» Exercise: For the data below, please report each line where the word "hint" is found.

(Items from an interface collection)
--------------------

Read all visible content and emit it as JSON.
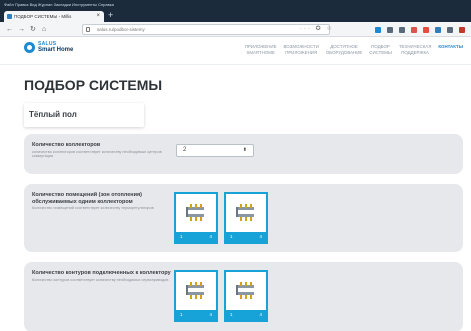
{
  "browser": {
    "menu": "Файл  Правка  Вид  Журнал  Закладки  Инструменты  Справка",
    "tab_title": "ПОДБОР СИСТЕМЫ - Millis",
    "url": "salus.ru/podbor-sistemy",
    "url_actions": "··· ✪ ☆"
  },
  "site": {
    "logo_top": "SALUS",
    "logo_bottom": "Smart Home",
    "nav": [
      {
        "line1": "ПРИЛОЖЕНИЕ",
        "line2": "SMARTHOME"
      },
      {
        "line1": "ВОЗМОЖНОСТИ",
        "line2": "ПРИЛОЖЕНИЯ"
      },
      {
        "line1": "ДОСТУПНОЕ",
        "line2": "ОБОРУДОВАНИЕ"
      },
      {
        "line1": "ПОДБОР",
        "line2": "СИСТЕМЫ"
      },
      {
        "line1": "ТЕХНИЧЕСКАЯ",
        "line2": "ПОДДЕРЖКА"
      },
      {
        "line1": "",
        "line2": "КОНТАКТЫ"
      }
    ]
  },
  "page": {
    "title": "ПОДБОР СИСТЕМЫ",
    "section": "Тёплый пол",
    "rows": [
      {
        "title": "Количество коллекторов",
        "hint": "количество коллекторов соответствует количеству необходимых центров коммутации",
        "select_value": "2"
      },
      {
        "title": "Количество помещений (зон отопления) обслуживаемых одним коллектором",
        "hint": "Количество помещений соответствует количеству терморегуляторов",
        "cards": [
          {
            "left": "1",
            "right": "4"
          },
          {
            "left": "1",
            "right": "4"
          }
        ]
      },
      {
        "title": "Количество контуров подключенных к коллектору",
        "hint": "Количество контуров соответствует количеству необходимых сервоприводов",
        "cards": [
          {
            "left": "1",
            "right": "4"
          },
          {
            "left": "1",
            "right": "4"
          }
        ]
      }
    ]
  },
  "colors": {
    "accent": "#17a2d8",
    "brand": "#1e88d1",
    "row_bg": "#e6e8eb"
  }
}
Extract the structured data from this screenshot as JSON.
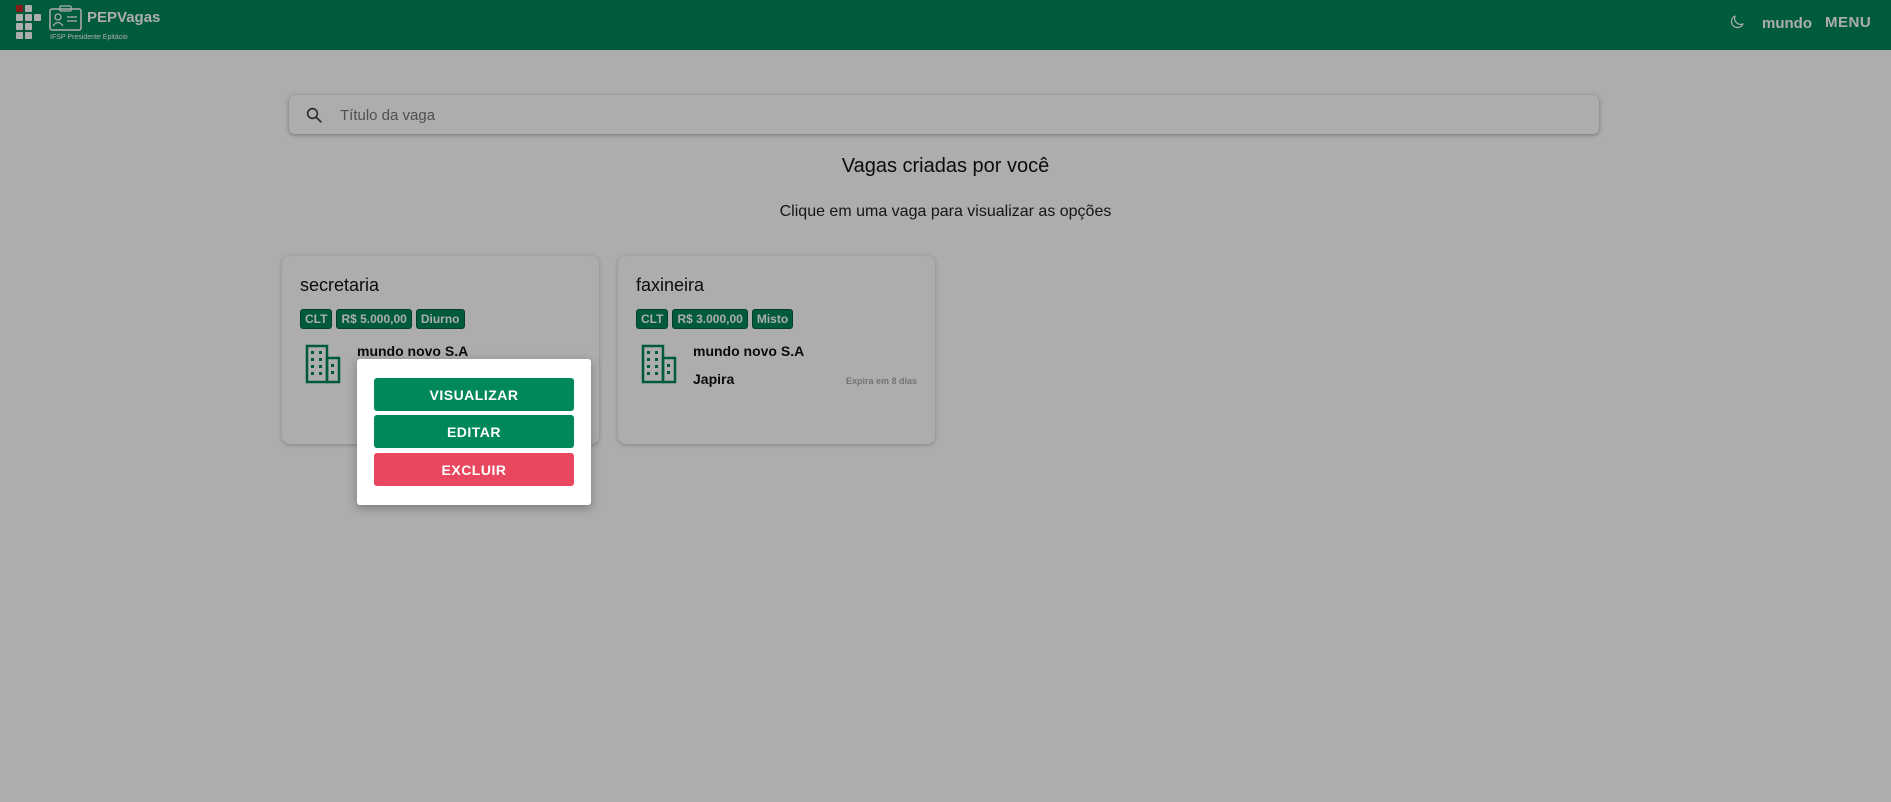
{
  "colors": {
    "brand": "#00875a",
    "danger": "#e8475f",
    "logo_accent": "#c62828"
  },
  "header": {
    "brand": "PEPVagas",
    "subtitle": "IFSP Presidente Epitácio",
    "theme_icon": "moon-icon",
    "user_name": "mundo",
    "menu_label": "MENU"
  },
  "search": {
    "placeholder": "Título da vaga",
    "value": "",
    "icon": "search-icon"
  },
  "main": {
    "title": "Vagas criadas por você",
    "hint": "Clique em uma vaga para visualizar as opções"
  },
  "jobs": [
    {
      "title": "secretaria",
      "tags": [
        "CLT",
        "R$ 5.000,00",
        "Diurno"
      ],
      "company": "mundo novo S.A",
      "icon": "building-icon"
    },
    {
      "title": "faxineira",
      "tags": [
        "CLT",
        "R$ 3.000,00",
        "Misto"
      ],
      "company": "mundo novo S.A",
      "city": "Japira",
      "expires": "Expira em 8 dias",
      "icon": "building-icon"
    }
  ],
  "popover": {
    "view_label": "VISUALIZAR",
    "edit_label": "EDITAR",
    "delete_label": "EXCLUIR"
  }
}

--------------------

» Solution for this task:
        "hint": "количество коллекторов соответствует количеству необходимых центров коммутации",
        "hint": "Количество помещений соответствует количеству терморегуляторов",
        "hint": "Количество контуров соответствует количеству необходимых сервоприводов",
    "hint": "Clique em uma vaga para visualizar as opções"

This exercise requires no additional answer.